▶ _ASSIGNMENT_: The answer must be the complete listing, copied exactly.

▶ _DATA SUPPLIED_:
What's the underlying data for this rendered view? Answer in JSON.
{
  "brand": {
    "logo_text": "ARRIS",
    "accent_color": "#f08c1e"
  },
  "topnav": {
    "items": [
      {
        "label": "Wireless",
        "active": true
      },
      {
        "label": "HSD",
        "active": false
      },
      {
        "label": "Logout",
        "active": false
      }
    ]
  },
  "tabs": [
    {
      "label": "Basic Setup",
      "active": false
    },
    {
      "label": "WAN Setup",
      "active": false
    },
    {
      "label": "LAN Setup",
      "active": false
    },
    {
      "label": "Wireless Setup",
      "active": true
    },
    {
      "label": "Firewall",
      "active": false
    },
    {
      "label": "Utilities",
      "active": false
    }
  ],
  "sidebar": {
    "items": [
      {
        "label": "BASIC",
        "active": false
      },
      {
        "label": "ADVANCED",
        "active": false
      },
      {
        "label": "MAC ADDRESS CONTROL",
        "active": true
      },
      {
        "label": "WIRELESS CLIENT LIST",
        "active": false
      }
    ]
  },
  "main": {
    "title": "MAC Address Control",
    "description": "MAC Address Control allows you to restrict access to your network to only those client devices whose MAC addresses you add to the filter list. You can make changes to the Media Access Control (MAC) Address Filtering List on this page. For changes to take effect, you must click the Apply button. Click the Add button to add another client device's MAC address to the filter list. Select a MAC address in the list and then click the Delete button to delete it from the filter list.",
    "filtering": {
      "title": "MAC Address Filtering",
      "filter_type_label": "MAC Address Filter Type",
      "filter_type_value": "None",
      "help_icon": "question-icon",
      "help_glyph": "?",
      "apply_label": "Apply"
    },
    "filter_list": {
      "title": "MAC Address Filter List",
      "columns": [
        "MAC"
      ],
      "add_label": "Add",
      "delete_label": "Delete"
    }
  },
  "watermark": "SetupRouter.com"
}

▶ _PROBLEM SOLUTION_:
What's the underlying data for this rendered view? Answer in JSON.
{
  "brand": {
    "logo_text": "ARRIS",
    "accent_color": "#f08c1e"
  },
  "topnav": {
    "items": [
      {
        "label": "Wireless",
        "active": true
      },
      {
        "label": "HSD",
        "active": false
      },
      {
        "label": "Logout",
        "active": false
      }
    ]
  },
  "tabs": [
    {
      "label": "Basic Setup",
      "active": false
    },
    {
      "label": "WAN Setup",
      "active": false
    },
    {
      "label": "LAN Setup",
      "active": false
    },
    {
      "label": "Wireless Setup",
      "active": true
    },
    {
      "label": "Firewall",
      "active": false
    },
    {
      "label": "Utilities",
      "active": false
    }
  ],
  "sidebar": {
    "items": [
      {
        "label": "BASIC",
        "active": false
      },
      {
        "label": "ADVANCED",
        "active": false
      },
      {
        "label": "MAC ADDRESS CONTROL",
        "active": true
      },
      {
        "label": "WIRELESS CLIENT LIST",
        "active": false
      }
    ]
  },
  "main": {
    "title": "MAC Address Control",
    "description": "MAC Address Control allows you to restrict access to your network to only those client devices whose MAC addresses you add to the filter list. You can make changes to the Media Access Control (MAC) Address Filtering List on this page. For changes to take effect, you must click the Apply button. Click the Add button to add another client device's MAC address to the filter list. Select a MAC address in the list and then click the Delete button to delete it from the filter list.",
    "filtering": {
      "title": "MAC Address Filtering",
      "filter_type_label": "MAC Address Filter Type",
      "filter_type_value": "None",
      "help_icon": "question-icon",
      "help_glyph": "?",
      "apply_label": "Apply"
    },
    "filter_list": {
      "title": "MAC Address Filter List",
      "columns": [
        "MAC"
      ],
      "add_label": "Add",
      "delete_label": "Delete"
    }
  },
  "watermark": "SetupRouter.com"
}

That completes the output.